For the canning rack that fits inside your wash tub pot it can be anything from old bath towels on the bottom & in between quart jars to forming a rack from canning rings using picture hanging wire/stripped wire bread ties. Picture those plastic loops that hold a six pack of soda together. That is what your aiming for.
Definitely prefer the wood stove but in a pinch when you need to get the job done an old wash tub over an open flame in the cool of an August evening is a nice alternative. Add in free firewood & you have lowered the cost of putting food on the table considerable.
A round wash tub fits 15 qt. & 1 pint jar which is needed for spacing. Square tub should be in the same neighborhood give or take a qt. jar. I used a round tub that was already in the cellar as my square tub has a load of wash soaking in the morning Sun.
Addendum 5/18/09 - To prevent soot from the fire adhering to the surface of a pot wipe down with dish soap. Then afterwards just wash off the soot.
~~ pelenaka ~~
P.S. Thank you my husband, I can't wait until Father's Day!
Wednesday, May 6, 2009
My house that was suppose to be rehabbed ah like over 8 years ago. If you have ever lived with buckets of drywall mud stacked up in your bathroom only to become a nifty spot to place reading material on then you know what I mean.
Not even my BBGF has ever been in my house.
So that being said If I don't blog for days & days it's because I'm demolishing our only bathroom & as usual stripping woodwork, (now would be a good time to insert a sound clip of the Burma Shave song - & yes if you got that joke then your as old as I am)!
This is DH's cold frame. As you can see he experiments on different design styles for cold frames but I'll let him tell you about that on his own blog since he is fond of saying that I don't give him space (as in his own spot in the garden).
Tomatoes are Bloody Butcher's (his) a salad 'mater & Cherokee Purple, the best ever eating tom. In the center are San Marzano an Italian paste tom that I'm gonna use for canning both whole & sauce. There are also about 10 potted Turban squash plants, a scavenged Rhubarb plant replotted, & clips from various house plants that I'm trying to grow.
This is my 3rd year @ being serious about growing food from seeds instead of relying on purchased (expensive) seedlings. So far I'm batting 500. A good majority of the seeds sprouted & are growing except the Swiss Chard. It's a learning experience.
I have high hopes for this raised bed. Last Summer Cabbage grew here, then in the fall I add anything compostable along with found worms, covered it with black plastic sheeting for the Winter. Last week when I lifted the plastic there were worms galore but this week what with the warmer temps most have burrowed down. Either Green Bell Peppers or Eggplant for this year's crop.
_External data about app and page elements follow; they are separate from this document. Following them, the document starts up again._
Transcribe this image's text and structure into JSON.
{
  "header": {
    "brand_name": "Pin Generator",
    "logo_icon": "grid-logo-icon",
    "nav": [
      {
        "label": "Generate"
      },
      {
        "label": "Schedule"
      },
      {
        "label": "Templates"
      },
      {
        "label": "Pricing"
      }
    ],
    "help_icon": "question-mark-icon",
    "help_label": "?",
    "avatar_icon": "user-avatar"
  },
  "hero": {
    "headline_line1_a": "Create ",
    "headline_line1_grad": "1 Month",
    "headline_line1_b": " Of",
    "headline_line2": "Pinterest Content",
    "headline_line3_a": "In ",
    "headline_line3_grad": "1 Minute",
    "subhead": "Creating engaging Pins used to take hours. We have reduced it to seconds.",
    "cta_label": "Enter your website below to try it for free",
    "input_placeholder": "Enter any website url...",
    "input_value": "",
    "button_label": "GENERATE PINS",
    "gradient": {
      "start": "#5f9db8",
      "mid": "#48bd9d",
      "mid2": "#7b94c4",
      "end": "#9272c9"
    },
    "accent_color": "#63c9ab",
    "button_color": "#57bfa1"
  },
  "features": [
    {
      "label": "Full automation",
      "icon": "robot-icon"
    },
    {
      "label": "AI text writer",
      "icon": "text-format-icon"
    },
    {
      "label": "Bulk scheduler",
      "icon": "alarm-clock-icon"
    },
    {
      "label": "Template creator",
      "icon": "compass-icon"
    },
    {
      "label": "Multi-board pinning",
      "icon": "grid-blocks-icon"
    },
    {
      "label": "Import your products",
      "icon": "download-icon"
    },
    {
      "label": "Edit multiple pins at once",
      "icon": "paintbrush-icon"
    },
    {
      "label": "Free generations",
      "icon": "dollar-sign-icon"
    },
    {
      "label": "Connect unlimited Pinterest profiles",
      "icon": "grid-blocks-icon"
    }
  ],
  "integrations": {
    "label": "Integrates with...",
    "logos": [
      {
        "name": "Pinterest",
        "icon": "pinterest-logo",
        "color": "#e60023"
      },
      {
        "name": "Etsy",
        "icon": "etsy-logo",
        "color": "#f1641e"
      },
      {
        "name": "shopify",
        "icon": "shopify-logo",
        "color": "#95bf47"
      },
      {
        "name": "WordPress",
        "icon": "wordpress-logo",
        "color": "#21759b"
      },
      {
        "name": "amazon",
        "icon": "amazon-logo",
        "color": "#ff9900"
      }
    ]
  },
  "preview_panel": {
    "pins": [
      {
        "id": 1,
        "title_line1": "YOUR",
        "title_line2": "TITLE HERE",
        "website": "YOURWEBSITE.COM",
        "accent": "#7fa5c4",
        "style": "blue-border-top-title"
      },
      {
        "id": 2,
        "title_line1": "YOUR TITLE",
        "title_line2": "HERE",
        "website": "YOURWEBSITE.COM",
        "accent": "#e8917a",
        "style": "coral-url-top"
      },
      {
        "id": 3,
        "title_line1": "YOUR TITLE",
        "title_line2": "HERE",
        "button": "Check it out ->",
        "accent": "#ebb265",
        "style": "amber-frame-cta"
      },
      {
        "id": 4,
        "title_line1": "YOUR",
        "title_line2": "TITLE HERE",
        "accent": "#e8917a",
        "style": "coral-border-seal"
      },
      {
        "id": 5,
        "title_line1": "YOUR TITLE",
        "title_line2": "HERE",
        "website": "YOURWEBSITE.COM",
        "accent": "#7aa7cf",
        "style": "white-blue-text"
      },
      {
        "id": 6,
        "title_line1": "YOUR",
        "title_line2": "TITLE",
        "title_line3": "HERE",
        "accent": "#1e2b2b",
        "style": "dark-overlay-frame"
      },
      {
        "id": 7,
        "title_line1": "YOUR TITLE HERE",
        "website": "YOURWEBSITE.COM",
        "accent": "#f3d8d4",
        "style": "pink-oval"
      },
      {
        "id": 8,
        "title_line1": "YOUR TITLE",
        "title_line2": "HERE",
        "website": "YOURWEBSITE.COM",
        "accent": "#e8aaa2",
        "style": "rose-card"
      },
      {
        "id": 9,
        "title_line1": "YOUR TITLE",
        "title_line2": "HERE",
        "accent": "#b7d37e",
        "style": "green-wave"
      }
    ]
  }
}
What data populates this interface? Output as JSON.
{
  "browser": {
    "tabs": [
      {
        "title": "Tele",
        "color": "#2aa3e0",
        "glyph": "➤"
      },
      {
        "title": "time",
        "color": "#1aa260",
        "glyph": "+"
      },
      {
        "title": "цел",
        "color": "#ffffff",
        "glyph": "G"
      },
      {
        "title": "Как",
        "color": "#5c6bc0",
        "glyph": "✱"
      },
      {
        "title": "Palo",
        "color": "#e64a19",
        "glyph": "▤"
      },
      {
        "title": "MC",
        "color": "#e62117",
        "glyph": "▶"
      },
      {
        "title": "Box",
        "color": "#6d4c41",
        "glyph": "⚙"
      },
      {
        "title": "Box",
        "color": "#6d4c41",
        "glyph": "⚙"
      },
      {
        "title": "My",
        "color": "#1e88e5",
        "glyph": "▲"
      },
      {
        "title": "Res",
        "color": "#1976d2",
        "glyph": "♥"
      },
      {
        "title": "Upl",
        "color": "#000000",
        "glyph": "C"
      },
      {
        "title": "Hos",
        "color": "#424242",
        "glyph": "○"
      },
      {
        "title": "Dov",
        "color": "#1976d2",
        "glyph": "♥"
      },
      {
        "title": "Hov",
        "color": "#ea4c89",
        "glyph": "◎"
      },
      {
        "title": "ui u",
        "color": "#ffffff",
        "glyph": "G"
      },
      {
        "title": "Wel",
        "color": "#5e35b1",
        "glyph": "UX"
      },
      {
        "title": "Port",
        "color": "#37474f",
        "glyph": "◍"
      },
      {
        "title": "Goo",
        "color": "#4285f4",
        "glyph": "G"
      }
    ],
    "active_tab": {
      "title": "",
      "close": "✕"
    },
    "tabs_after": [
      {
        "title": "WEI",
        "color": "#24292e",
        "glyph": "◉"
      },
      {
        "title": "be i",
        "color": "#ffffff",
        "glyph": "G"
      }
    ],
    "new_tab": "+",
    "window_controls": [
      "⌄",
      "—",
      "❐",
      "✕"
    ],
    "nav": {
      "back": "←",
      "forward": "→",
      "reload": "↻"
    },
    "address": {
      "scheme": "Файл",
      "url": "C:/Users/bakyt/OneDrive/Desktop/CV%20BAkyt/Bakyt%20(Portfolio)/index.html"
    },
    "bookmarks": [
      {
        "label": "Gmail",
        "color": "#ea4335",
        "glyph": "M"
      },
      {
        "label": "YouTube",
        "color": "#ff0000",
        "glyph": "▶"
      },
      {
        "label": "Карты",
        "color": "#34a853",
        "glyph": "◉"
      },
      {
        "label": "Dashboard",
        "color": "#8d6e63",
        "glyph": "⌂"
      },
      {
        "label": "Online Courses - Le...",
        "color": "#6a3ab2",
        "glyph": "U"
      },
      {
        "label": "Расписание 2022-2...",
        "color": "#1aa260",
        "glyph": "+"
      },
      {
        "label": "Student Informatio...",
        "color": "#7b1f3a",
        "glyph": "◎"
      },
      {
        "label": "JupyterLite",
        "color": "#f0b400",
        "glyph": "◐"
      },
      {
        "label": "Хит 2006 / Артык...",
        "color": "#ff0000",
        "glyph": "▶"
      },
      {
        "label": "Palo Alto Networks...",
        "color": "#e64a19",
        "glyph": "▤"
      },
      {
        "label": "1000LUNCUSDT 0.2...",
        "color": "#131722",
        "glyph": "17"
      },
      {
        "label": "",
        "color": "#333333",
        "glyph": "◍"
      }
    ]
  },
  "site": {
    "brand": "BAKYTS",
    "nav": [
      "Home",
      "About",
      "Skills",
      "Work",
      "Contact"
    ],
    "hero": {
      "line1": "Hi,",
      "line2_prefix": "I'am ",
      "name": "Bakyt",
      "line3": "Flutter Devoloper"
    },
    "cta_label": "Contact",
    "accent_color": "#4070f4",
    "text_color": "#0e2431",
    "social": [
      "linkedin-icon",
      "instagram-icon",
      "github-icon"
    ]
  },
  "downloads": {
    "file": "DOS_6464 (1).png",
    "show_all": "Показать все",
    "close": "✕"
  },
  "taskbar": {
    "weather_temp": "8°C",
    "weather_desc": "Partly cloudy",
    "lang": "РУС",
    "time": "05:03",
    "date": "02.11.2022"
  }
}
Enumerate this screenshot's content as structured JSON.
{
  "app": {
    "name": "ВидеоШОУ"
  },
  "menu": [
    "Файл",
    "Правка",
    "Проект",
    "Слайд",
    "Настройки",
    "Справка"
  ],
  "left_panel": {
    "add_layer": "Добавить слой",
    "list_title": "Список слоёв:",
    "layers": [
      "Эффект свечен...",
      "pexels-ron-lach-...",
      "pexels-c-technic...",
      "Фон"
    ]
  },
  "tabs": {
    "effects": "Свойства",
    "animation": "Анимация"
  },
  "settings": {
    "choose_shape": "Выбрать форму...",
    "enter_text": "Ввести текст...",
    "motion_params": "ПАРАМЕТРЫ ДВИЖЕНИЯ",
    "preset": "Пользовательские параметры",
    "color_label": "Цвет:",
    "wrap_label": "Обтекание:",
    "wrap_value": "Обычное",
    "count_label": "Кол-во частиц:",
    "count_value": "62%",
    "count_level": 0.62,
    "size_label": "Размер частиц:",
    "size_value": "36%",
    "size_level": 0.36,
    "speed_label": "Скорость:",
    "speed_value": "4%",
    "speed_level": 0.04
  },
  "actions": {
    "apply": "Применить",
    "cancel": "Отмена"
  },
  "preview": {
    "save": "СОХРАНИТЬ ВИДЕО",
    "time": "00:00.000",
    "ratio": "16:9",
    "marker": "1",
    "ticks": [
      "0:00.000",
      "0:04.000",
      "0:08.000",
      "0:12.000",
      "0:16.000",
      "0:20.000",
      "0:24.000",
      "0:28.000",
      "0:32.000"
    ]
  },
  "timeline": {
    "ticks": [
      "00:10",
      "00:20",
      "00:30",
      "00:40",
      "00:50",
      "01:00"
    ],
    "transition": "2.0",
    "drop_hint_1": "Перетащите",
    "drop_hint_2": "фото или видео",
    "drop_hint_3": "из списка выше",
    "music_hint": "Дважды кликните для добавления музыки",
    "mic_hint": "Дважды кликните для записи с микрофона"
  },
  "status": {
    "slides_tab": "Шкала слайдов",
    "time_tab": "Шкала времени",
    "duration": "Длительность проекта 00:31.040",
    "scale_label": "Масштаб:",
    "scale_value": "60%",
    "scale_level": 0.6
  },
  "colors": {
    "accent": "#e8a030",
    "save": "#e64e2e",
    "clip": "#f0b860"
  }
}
I was reading a post on HT asking if anyone knows if Kudzu can be ground into flour. Since that invasive weed doesn't grow in New York I don't personally have any first hand knowledge but it got me to thinking about other possibilities.
Update on the UPC - well it still ain't happening. I didn't post the total tally for April as I misplaced store receipts but it's in the hood of being $40 over the mark. Will post that a.s.a.p. May should be worse since I neglected to can/store extra food items for daughter's conformation party not to mention Mother's day (dish to pass something special but what?). This is getting to be embarrassing ...